Until relatively recently, many shopping centres were strangers to good food and drink, writes Kannika Mall of M&G Real Estate. But now it’s not good enough just to attract big brand names: food and drink should be a jewel in a shopping centre’s crown, and tech can play a role in making that happen.
Do you remember going to a shopping centre when you were little? Of course you do: traipsing after mum and dad round endless shops that all looked at the same, in search of your school uniform or a new pencil case. Still, at least there was the treat of somewhere nice to eat at the end of it, right?
Of course not. The odd elegant bistro at the big department stores, like Lewis’s or Kendals, but little else to write home about. You know what happened next: the food court revolution, as we realised that shoppers wouldn’t mind a sit down and a bite to eat before the bus home; hot on their heels, the coffee shop and family restaurant. Something for everyone, from Kentucky to the Far East and beyond.
Times they are a-changing. It’s not good enough just to attract big names: the best centres mix leading retail, innovative experiences, and that all-important food & beverage proposition. Today, food and drink isn’t a way to keep shoppers shopping: we see it as one of the jewels in our crown.
A decent place to eat or have a drink with my friends matters to me. In that respect, I’m like countless others: I’m not choosing where to shop, I’m choosing where to go. That’s true all over the North West, especially as improvements to transport mean we’re competing in a truly regional market. Similarly, more urban living means we have to fight harder to stand out in a busy, vibrant city. At Manchester Arndale, we combine our own experiences, our asset-management nous, and extensive research to create the kind of destination people want.
Alongside our partner Intu, in Halle Place we are currently developing a modern casual-dining destination due to open in 2018. Halle Place will bring exciting new restaurants and bars to complement our current great line-up and in the true Mancunian spirit, we’re not afraid to shout about it. We work closely with our occupiers on creative new ways to attract customers, so make sure you keep your eyes peeled. That means using social media, events and technology, but also a little imagination, to make sure people come along, and keep coming back for more.
This takes me to the bigger question. At Manchester Arndale, we’re not just custodians of the past and curators of the city’s present: it’s our job to imagine the future, and create what people will want in the years to come.
Manchester’s a leading tech and creative hub, and we want to work with talent across the city as we shape the next decade. Think of the power of the technology in your pocket: it’s so easy to imagine walking into a ‘smart store’ that would direct you to jeans and shoes that are to your taste, where drones can take your shopping to your car; or a restaurant where your favourite wine’s uncorked as you sit down, and the e-ink menu in your hands already knows what you like.
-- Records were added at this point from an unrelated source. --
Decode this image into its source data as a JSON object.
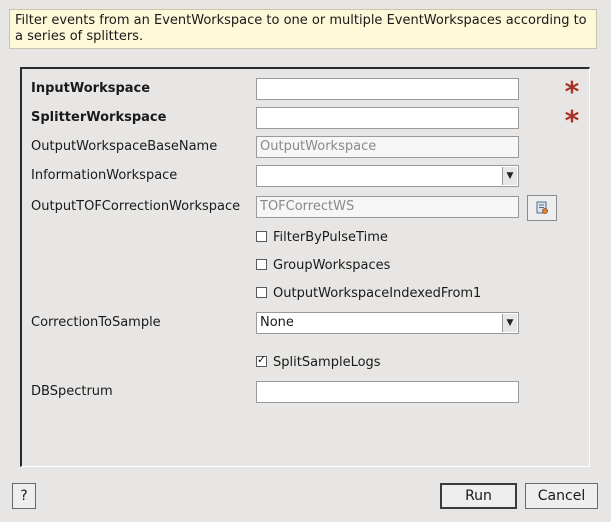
{
  "description": "Filter events from an EventWorkspace to one or multiple EventWorkspaces according to a series of splitters.",
  "fields": {
    "input_workspace": {
      "label": "InputWorkspace",
      "value": ""
    },
    "splitter_workspace": {
      "label": "SplitterWorkspace",
      "value": ""
    },
    "output_base_name": {
      "label": "OutputWorkspaceBaseName",
      "placeholder": "OutputWorkspace"
    },
    "information_workspace": {
      "label": "InformationWorkspace",
      "value": ""
    },
    "output_tof_correction": {
      "label": "OutputTOFCorrectionWorkspace",
      "placeholder": "TOFCorrectWS"
    },
    "correction_to_sample": {
      "label": "CorrectionToSample",
      "value": "None"
    },
    "db_spectrum": {
      "label": "DBSpectrum",
      "value": ""
    }
  },
  "checkboxes": {
    "filter_by_pulse_time": {
      "label": "FilterByPulseTime",
      "checked": false
    },
    "group_workspaces": {
      "label": "GroupWorkspaces",
      "checked": false
    },
    "indexed_from_1": {
      "label": "OutputWorkspaceIndexedFrom1",
      "checked": false
    },
    "split_sample_logs": {
      "label": "SplitSampleLogs",
      "checked": true,
      "mark": "✓"
    }
  },
  "required_marker": "*",
  "buttons": {
    "help": "?",
    "run": "Run",
    "cancel": "Cancel"
  },
  "colors": {
    "description_bg": "#fcf8d8",
    "required_star": "#a83226",
    "dialog_bg": "#e8e6e4"
  }
}
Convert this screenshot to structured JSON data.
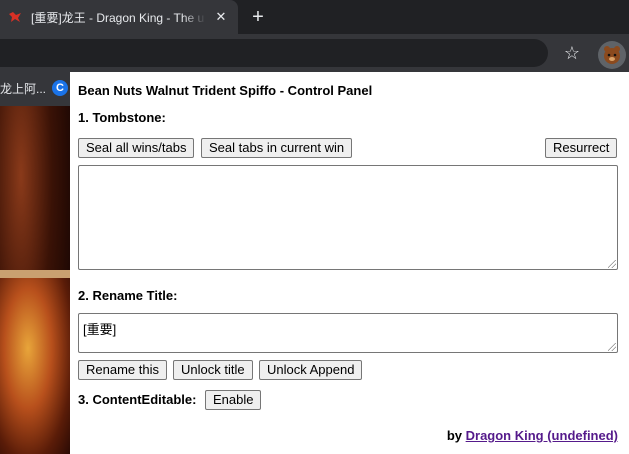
{
  "browser": {
    "tab_title": "[重要]龙王 - Dragon King - The u",
    "close_glyph": "✕",
    "new_tab_glyph": "+",
    "star_glyph": "☆",
    "bookmark_text": "龙上阿...",
    "bookmark_icon_letter": "C"
  },
  "panel": {
    "title": "Bean Nuts Walnut Trident Spiffo - Control Panel",
    "tombstone": {
      "label": "1. Tombstone:",
      "seal_all": "Seal all wins/tabs",
      "seal_current": "Seal tabs in current win",
      "resurrect": "Resurrect",
      "textarea_value": ""
    },
    "rename": {
      "label": "2. Rename Title:",
      "textarea_value": "[重要]",
      "rename_this": "Rename this",
      "unlock_title": "Unlock title",
      "unlock_append": "Unlock Append"
    },
    "contenteditable": {
      "label": "3. ContentEditable:",
      "enable": "Enable"
    },
    "footer": {
      "by": "by",
      "author": "Dragon King (undefined)"
    }
  },
  "colors": {
    "link_visited": "#551a8b",
    "tab_active": "#35363a",
    "tabstrip": "#202124"
  }
}
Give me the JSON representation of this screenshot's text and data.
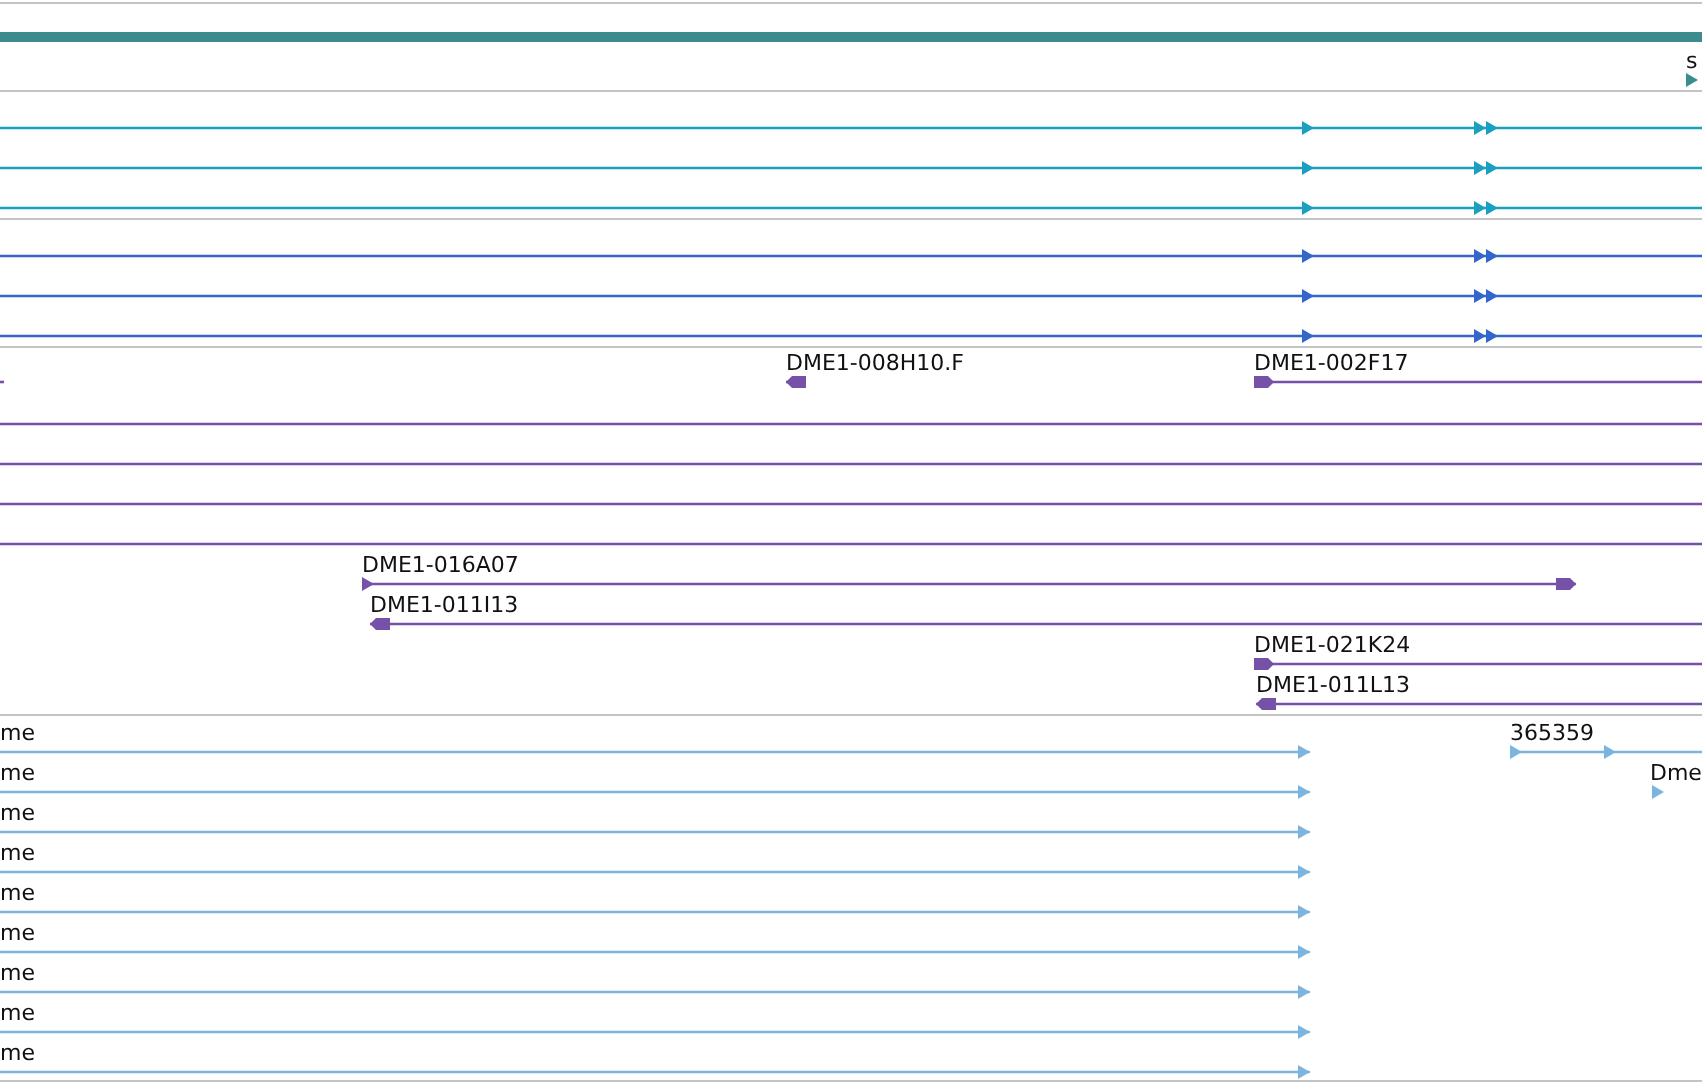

None of this will be tomorrow, but when it, or similar technological advances create such opportunities do appear, why shouldn’t it be at Manchester Arndale first?
As an industry, we’re at a tipping point where our customers rightly demand more than just shops. It takes retail savvy and something different to stay one step ahead, as well as a commitment to constant improvements. ‘Experience’ is the operative word.
- Kannika Mall is an asset manager at M&G Real Estate
The North West in 2018 series features guest contributors looking ahead to next year and is published throughout December.